under the substantial presence test (i.e., January 1).
An NRA may stay in the U.S. for up to 183 days a year without becoming a U.S. tax resident if the NRA has a tax home in a
foreign country and a closer connection to that foreign country.
This is also mirrored in some income tax treaties. All income tax
treaties also use a residence tie-break test if an individual can be
deemed a tax resident of both treaty countries. Using the treaty
tie-break must be disclosed to the Internal Revenue Service and
does not relieve the NRA of certain reporting requirements (like
disclosure of foreign bank accounts).
Using the treaty tie-break may be problematic for an immigrant seeking a permanent residence visa in the United States.
Claiming a foreign country residence would usually contradict
the stated intent of an immigrant visa applicant to reside
permanently in the United States.
For estate tax purposes an NRA becomes a U.S. tax resident
when the NRA has intent to make the United States his
domicile (no intention of leaving). This is a subjective test, and
intent is inferred through circumstantial evidence, such as the
length of stay in the United States, statements of intent on visa
application, frequency of travel, size and cost of U.S. home,
location of close family members, social activities, business
interests and voting records. For an immigrant seeking an EB-5
visa it would be difficult to argue that his domicile is intended to
be outside the United States.
Taxation of NRAs
Having determined the residence start date, the focus shifts
to how the United States will tax the NRA’s pre-immigration
Income tax rules applicable to NRAs are complex. As a
general rule, an NRA pays a flat 30 percent tax on U.S.-source
“fixed or determinable, annual or periodical” (“FDAP”) income
that is not effectively connected to a U.S. trade or business, and
which is subject to tax withholding by the payor. The rate of tax
may be reduced by an applicable treaty to anywhere between
zero and 15 percent. FDAP income includes interest, dividends,
royalties, rents annuity payments, and alimony. For example, if
an NRA receives interest income from U.S. sources (other than
interest on bank deposits), he is subject to a 30 percent tax.
Note that the NRA is subject to this tax but does not pay it. The
30 percent FDAP tax is withheld by the payor at the time of
payment and remitted to the U.S. Treasury. The NRA receives
the remaining 70 percent.
NRAs are generally not taxable on their capital gains from

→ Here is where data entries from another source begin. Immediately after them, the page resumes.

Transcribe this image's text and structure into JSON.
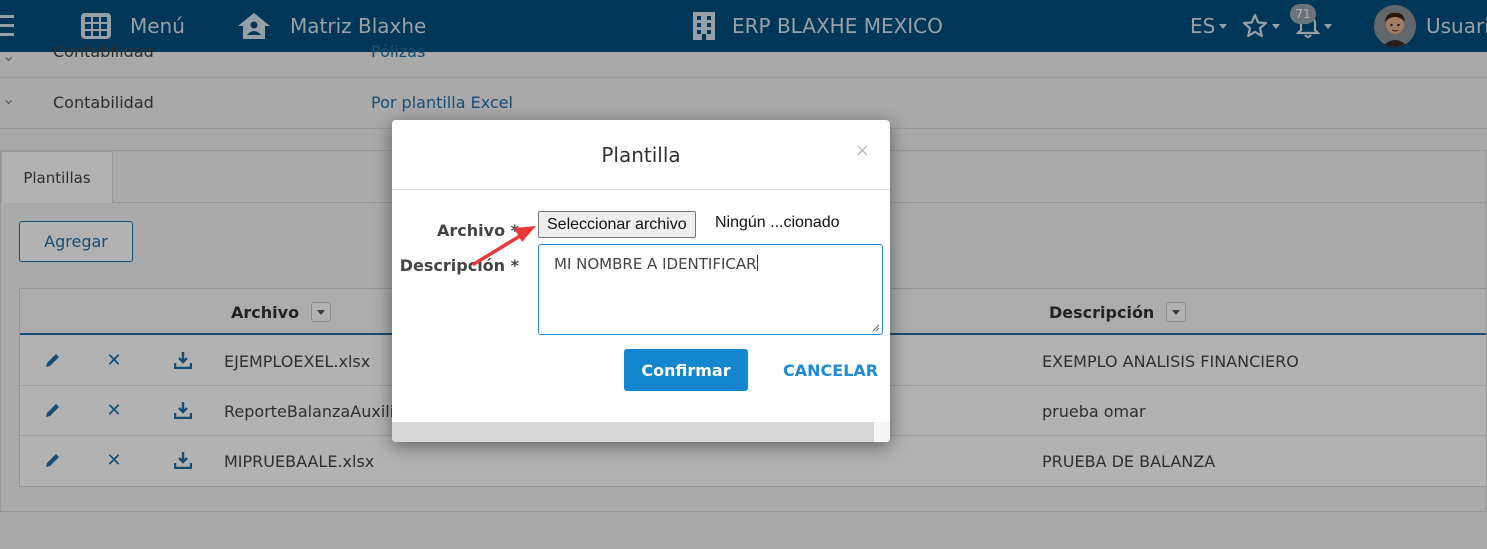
{
  "topbar": {
    "menu_label": "Menú",
    "home_label": "Matriz Blaxhe",
    "company": "ERP BLAXHE MEXICO",
    "language": "ES",
    "notifications_count": "71",
    "user_label": "Usuario",
    "bar_color": "#004f7f"
  },
  "breadcrumb_rows": [
    {
      "module": "Contabilidad",
      "link": "Pólizas"
    },
    {
      "module": "Contabilidad",
      "link": "Por plantilla Excel"
    }
  ],
  "panel": {
    "tab_label": "Plantillas",
    "add_button": "Agregar",
    "columns": {
      "archivo": "Archivo",
      "descripcion": "Descripción"
    },
    "rows": [
      {
        "archivo": "EJEMPLOEXEL.xlsx",
        "descripcion": "EXEMPLO ANALISIS FINANCIERO"
      },
      {
        "archivo": "ReporteBalanzaAuxiliar",
        "descripcion": "prueba omar"
      },
      {
        "archivo": "MIPRUEBAALE.xlsx",
        "descripcion": "PRUEBA DE BALANZA"
      }
    ]
  },
  "modal": {
    "title": "Plantilla",
    "close_symbol": "×",
    "archivo_label": "Archivo *",
    "file_button": "Seleccionar archivo",
    "file_status": "Ningún ...cionado",
    "descripcion_label": "Descripción *",
    "descripcion_value": "MI NOMBRE A IDENTIFICAR",
    "confirm_button": "Confirmar",
    "cancel_button": "CANCELAR",
    "accent_color": "#1386cf"
  },
  "annotation": {
    "arrow_color": "#e8383b"
  }
}
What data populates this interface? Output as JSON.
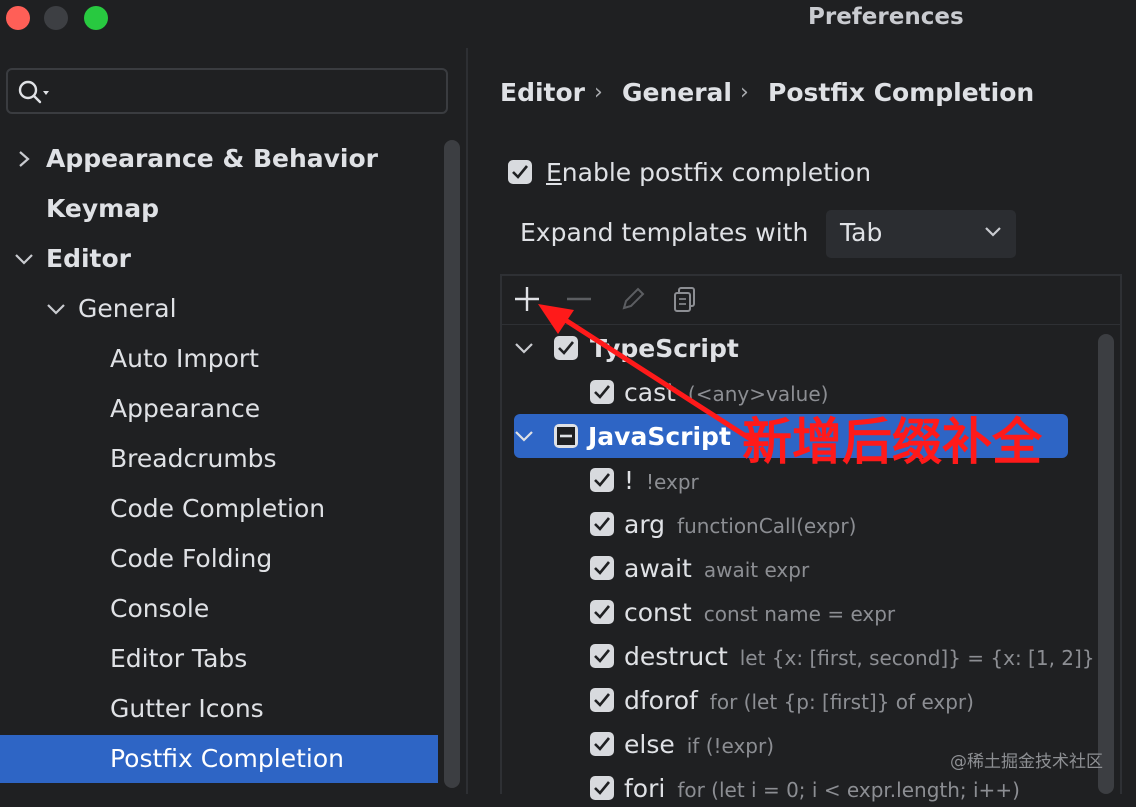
{
  "window": {
    "title": "Preferences",
    "traffic_colors": {
      "close": "#ff5f57",
      "minimize": "#3d3f43",
      "maximize": "#28c940"
    }
  },
  "search": {
    "icon": "search-icon",
    "value": ""
  },
  "sidebar": {
    "items": [
      {
        "label": "Appearance & Behavior",
        "expander": "chevron-right-icon"
      },
      {
        "label": "Keymap"
      },
      {
        "label": "Editor",
        "expander": "chevron-down-icon"
      },
      {
        "label": "General",
        "expander": "chevron-down-icon"
      },
      {
        "label": "Auto Import"
      },
      {
        "label": "Appearance"
      },
      {
        "label": "Breadcrumbs"
      },
      {
        "label": "Code Completion"
      },
      {
        "label": "Code Folding"
      },
      {
        "label": "Console"
      },
      {
        "label": "Editor Tabs"
      },
      {
        "label": "Gutter Icons"
      },
      {
        "label": "Postfix Completion",
        "selected": true
      }
    ]
  },
  "breadcrumb": {
    "items": [
      "Editor",
      "General",
      "Postfix Completion"
    ],
    "separator": "›"
  },
  "settings": {
    "enable_label_first": "E",
    "enable_label_rest": "nable postfix completion",
    "enable_checked": true,
    "expand_label": "Expand templates with",
    "expand_value": "Tab"
  },
  "toolbar": {
    "icons": [
      "add-icon",
      "remove-icon",
      "edit-icon",
      "copy-icon"
    ]
  },
  "templates": {
    "typescript": {
      "label": "TypeScript",
      "checked": true
    },
    "typescript_items": [
      {
        "key": "cast",
        "example": "(<any>value)"
      }
    ],
    "javascript": {
      "label": "JavaScript",
      "state": "partial"
    },
    "javascript_items": [
      {
        "key": "!",
        "example": "!expr"
      },
      {
        "key": "arg",
        "example": "functionCall(expr)"
      },
      {
        "key": "await",
        "example": "await expr"
      },
      {
        "key": "const",
        "example": "const name = expr"
      },
      {
        "key": "destruct",
        "example": "let {x: [first, second]} = {x: [1, 2]}"
      },
      {
        "key": "dforof",
        "example": "for (let {p: [first]} of expr)"
      },
      {
        "key": "else",
        "example": "if (!expr)"
      },
      {
        "key": "fori",
        "example": "for (let i = 0; i < expr.length; i++)"
      }
    ]
  },
  "annotation": {
    "text": "新增后缀补全",
    "color": "#ff1a1a"
  },
  "watermark": {
    "text": "@稀土掘金技术社区"
  },
  "colors": {
    "accent": "#2e65c5",
    "background": "#1f2022"
  }
}
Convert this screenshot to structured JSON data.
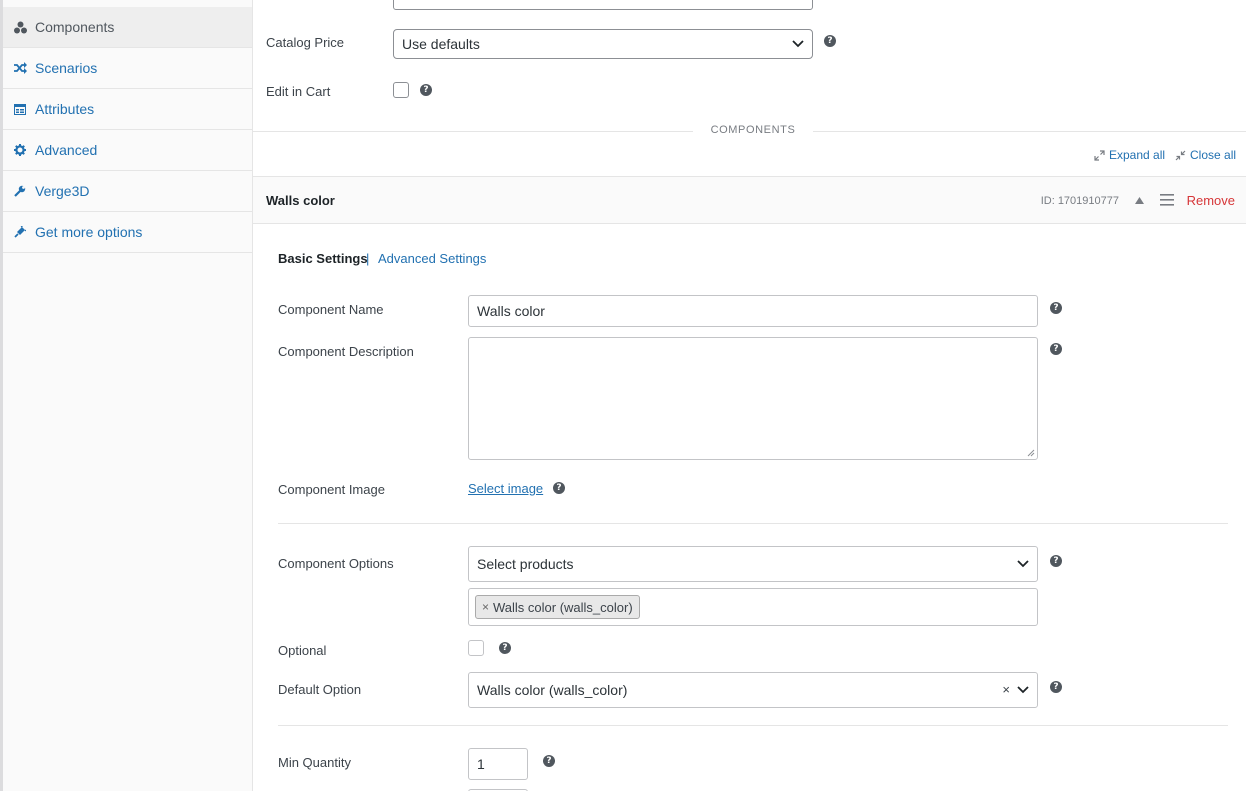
{
  "sidebar": {
    "items": [
      {
        "label": "Components",
        "icon": "components-icon",
        "active": true
      },
      {
        "label": "Scenarios",
        "icon": "shuffle-icon",
        "active": false
      },
      {
        "label": "Attributes",
        "icon": "list-icon",
        "active": false
      },
      {
        "label": "Advanced",
        "icon": "gear-icon",
        "active": false
      },
      {
        "label": "Verge3D",
        "icon": "wrench-icon",
        "active": false
      },
      {
        "label": "Get more options",
        "icon": "plugin-icon",
        "active": false
      }
    ]
  },
  "settings": {
    "catalog_price_label": "Catalog Price",
    "catalog_price_value": "Use defaults",
    "edit_in_cart_label": "Edit in Cart",
    "help_glyph": "?"
  },
  "components_section": {
    "heading": "COMPONENTS",
    "expand_all": "Expand all",
    "close_all": "Close all"
  },
  "component": {
    "title": "Walls color",
    "id_text": "ID: 1701910777",
    "remove_label": "Remove",
    "tabs": {
      "basic": "Basic Settings",
      "separator": "|",
      "advanced": "Advanced Settings"
    },
    "fields": {
      "name_label": "Component Name",
      "name_value": "Walls color",
      "description_label": "Component Description",
      "description_value": "",
      "image_label": "Component Image",
      "image_link": "Select image",
      "options_label": "Component Options",
      "options_placeholder": "Select products",
      "options_selected_tag": "Walls color (walls_color)",
      "tag_remove_glyph": "×",
      "optional_label": "Optional",
      "default_option_label": "Default Option",
      "default_option_value": "Walls color (walls_color)",
      "clear_glyph": "×",
      "min_quantity_label": "Min Quantity",
      "min_quantity_value": "1"
    }
  }
}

U.S. sources unless (i) the NRA is present in the United States
for more than 183 days, (ii) the gains are effectively connected
to a U.S. trade or business (this includes gain from sale of U.S.
real property), or (iii) gains are from the sale of certain timber,
coal or domestic iron ore assets. When these exceptions apply,
the NRA is taxed on U.S. source capital gains at the rate of
NRAs may be subject to U.S. transfer taxes (estate and gift)
if they have property in the United States. The estate tax is
imposed only on the NRA’s property that at the time of death
is situated in the United States. An NRA is subject to the same
40 percent estate tax rate as a U.S. taxpayer, but only the first
$60,000 of property value is exempt. These harsh rules may be
ameliorated by an estate tax treaty. The United States does not
maintain as many estate tax treaties as income tax treaties, but
there are estate tax treaties in place with most Western European
countries, Australia and Japan.
The following assets are specifically included in the definition
of property situated in the United States: (1) shares of stock of
Continued to page 16